Brief: Give back all the data below exactly as it is shown.

** Opening Supplied information block **

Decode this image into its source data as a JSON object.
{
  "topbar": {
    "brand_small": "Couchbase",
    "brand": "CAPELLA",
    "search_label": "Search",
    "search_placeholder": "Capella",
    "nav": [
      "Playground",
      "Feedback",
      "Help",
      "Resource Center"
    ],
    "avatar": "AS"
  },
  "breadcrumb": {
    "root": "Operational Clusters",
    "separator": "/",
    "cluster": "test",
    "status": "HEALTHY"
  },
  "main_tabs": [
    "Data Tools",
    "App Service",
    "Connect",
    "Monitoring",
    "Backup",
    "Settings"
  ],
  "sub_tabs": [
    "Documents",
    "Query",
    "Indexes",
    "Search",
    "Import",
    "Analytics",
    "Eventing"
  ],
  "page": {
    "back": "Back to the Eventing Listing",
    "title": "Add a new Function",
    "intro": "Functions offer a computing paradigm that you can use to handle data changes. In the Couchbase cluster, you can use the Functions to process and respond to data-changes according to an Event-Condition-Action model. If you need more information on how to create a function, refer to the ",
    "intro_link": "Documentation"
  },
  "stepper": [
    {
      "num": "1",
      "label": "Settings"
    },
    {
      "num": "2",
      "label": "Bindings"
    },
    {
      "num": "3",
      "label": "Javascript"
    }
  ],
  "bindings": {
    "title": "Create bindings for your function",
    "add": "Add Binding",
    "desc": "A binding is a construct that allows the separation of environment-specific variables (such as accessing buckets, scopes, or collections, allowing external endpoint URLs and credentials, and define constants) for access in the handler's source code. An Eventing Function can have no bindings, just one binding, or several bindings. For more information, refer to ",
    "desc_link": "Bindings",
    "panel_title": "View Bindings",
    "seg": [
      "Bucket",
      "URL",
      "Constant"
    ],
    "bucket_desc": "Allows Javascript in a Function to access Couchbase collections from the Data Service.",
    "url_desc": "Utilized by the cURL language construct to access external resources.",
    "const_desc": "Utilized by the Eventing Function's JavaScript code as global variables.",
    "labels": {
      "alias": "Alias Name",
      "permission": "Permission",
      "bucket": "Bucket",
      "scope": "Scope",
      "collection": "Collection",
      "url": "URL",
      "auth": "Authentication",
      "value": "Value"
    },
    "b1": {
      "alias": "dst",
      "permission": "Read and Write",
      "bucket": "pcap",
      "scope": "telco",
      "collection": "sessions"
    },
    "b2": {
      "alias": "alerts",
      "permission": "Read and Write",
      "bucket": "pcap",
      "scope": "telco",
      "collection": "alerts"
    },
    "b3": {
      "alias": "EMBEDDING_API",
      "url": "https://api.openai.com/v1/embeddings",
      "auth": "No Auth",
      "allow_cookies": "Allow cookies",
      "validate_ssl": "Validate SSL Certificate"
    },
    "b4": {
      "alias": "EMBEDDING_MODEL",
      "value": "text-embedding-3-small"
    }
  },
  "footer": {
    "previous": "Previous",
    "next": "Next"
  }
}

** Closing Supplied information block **

Answer section:
Decode this image into its source data as a JSON object.
{
  "topbar": {
    "brand_small": "Couchbase",
    "brand": "CAPELLA",
    "search_label": "Search",
    "search_placeholder": "Capella",
    "nav": [
      "Playground",
      "Feedback",
      "Help",
      "Resource Center"
    ],
    "avatar": "AS"
  },
  "breadcrumb": {
    "root": "Operational Clusters",
    "separator": "/",
    "cluster": "test",
    "status": "HEALTHY"
  },
  "main_tabs": [
    "Data Tools",
    "App Service",
    "Connect",
    "Monitoring",
    "Backup",
    "Settings"
  ],
  "sub_tabs": [
    "Documents",
    "Query",
    "Indexes",
    "Search",
    "Import",
    "Analytics",
    "Eventing"
  ],
  "page": {
    "back": "Back to the Eventing Listing",
    "title": "Add a new Function",
    "intro": "Functions offer a computing paradigm that you can use to handle data changes. In the Couchbase cluster, you can use the Functions to process and respond to data-changes according to an Event-Condition-Action model. If you need more information on how to create a function, refer to the ",
    "intro_link": "Documentation"
  },
  "stepper": [
    {
      "num": "1",
      "label": "Settings"
    },
    {
      "num": "2",
      "label": "Bindings"
    },
    {
      "num": "3",
      "label": "Javascript"
    }
  ],
  "bindings": {
    "title": "Create bindings for your function",
    "add": "Add Binding",
    "desc": "A binding is a construct that allows the separation of environment-specific variables (such as accessing buckets, scopes, or collections, allowing external endpoint URLs and credentials, and define constants) for access in the handler's source code. An Eventing Function can have no bindings, just one binding, or several bindings. For more information, refer to ",
    "desc_link": "Bindings",
    "panel_title": "View Bindings",
    "seg": [
      "Bucket",
      "URL",
      "Constant"
    ],
    "bucket_desc": "Allows Javascript in a Function to access Couchbase collections from the Data Service.",
    "url_desc": "Utilized by the cURL language construct to access external resources.",
    "const_desc": "Utilized by the Eventing Function's JavaScript code as global variables.",
    "labels": {
      "alias": "Alias Name",
      "permission": "Permission",
      "bucket": "Bucket",
      "scope": "Scope",
      "collection": "Collection",
      "url": "URL",
      "auth": "Authentication",
      "value": "Value"
    },
    "b1": {
      "alias": "dst",
      "permission": "Read and Write",
      "bucket": "pcap",
      "scope": "telco",
      "collection": "sessions"
    },
    "b2": {
      "alias": "alerts",
      "permission": "Read and Write",
      "bucket": "pcap",
      "scope": "telco",
      "collection": "alerts"
    },
    "b3": {
      "alias": "EMBEDDING_API",
      "url": "https://api.openai.com/v1/embeddings",
      "auth": "No Auth",
      "allow_cookies": "Allow cookies",
      "validate_ssl": "Validate SSL Certificate"
    },
    "b4": {
      "alias": "EMBEDDING_MODEL",
      "value": "text-embedding-3-small"
    }
  },
  "footer": {
    "previous": "Previous",
    "next": "Next"
  }
}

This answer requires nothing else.